-- SUPPLIED MATERIAL follows --

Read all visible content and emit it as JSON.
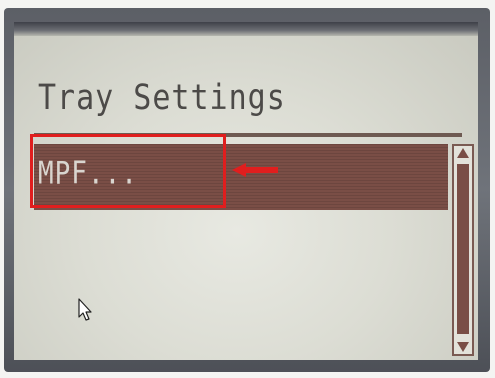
{
  "panel": {
    "title": "Tray Settings",
    "selected_item": "MPF..."
  },
  "icons": {
    "scroll_up": "triangle-up-icon",
    "scroll_down": "triangle-down-icon",
    "annotation_arrow": "left-arrow-icon",
    "cursor": "mouse-pointer-icon"
  },
  "colors": {
    "highlight": "#7a4e46",
    "annotation": "#e01e1e",
    "lcd_background": "#dcddd4"
  }
}
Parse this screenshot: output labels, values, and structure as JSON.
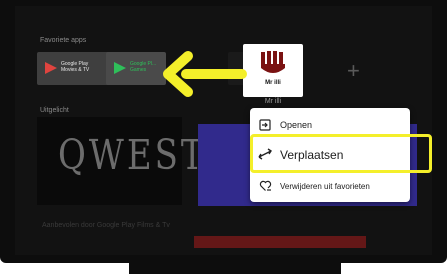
{
  "favorites": {
    "title": "Favoriete apps",
    "apps": [
      {
        "name": "Google Play Movies & TV",
        "line1": "Google Play",
        "line2": "Movies & TV"
      },
      {
        "name": "Google Play Games",
        "line1": "Google Pl...",
        "line2": "Games"
      }
    ],
    "focused_app": {
      "label": "Mr illi",
      "sublabel": "Mr illi"
    },
    "add_glyph": "+"
  },
  "section2": {
    "title": "Uitgelicht"
  },
  "qwest": {
    "logo_text": "QWEST"
  },
  "bottom": {
    "text": "Aanbevolen door Google Play Films & Tv"
  },
  "context_menu": {
    "items": [
      {
        "label": "Openen",
        "icon": "open-icon"
      },
      {
        "label": "Verplaatsen",
        "icon": "move-arrows-icon"
      },
      {
        "label": "Verwijderen uit favorieten",
        "icon": "heart-remove-icon"
      }
    ],
    "selected_index": 1
  },
  "colors": {
    "highlight": "#f4ef2a",
    "arrow": "#f4ef2a",
    "purple_panel": "#312a8c",
    "bottom_bar": "#641717"
  }
}
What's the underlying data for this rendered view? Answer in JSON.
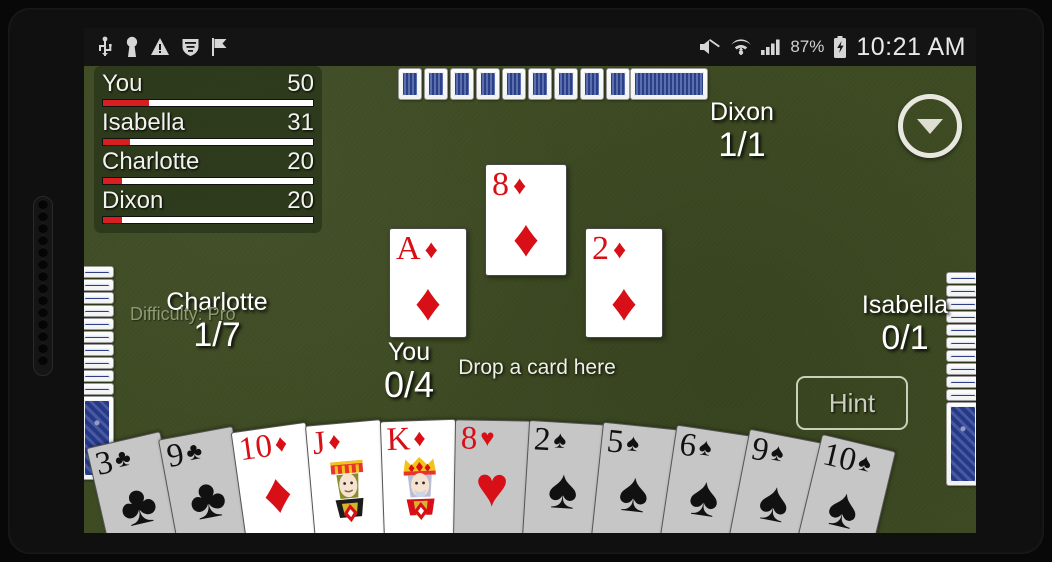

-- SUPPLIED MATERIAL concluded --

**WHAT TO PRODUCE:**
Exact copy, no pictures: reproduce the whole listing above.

**RESULT OF THIS TASK:**
Read all visible content and emit it as JSON.
{
  "panel": {
    "title": "Tray Settings",
    "selected_item": "MPF..."
  },
  "icons": {
    "scroll_up": "triangle-up-icon",
    "scroll_down": "triangle-down-icon",
    "annotation_arrow": "left-arrow-icon",
    "cursor": "mouse-pointer-icon"
  },
  "colors": {
    "highlight": "#7a4e46",
    "annotation": "#e01e1e",
    "lcd_background": "#dcddd4"
  }
}
Parse this screenshot: output labels, values, and structure as JSON.
{
  "favorites": {
    "title": "Favoriete apps",
    "apps": [
      {
        "name": "Google Play Movies & TV",
        "line1": "Google Play",
        "line2": "Movies & TV"
      },
      {
        "name": "Google Play Games",
        "line1": "Google Pl...",
        "line2": "Games"
      }
    ],
    "focused_app": {
      "label": "Mr illi",
      "sublabel": "Mr illi"
    },
    "add_glyph": "+"
  },
  "section2": {
    "title": "Uitgelicht"
  },
  "qwest": {
    "logo_text": "QWEST"
  },
  "bottom": {
    "text": "Aanbevolen door Google Play Films & Tv"
  },
  "context_menu": {
    "items": [
      {
        "label": "Openen",
        "icon": "open-icon"
      },
      {
        "label": "Verplaatsen",
        "icon": "move-arrows-icon"
      },
      {
        "label": "Verwijderen uit favorieten",
        "icon": "heart-remove-icon"
      }
    ],
    "selected_index": 1
  },
  "colors": {
    "highlight": "#f4ef2a",
    "arrow": "#f4ef2a",
    "purple_panel": "#312a8c",
    "bottom_bar": "#641717"
  }
}
What's the underlying data for this rendered view? Answer in JSON.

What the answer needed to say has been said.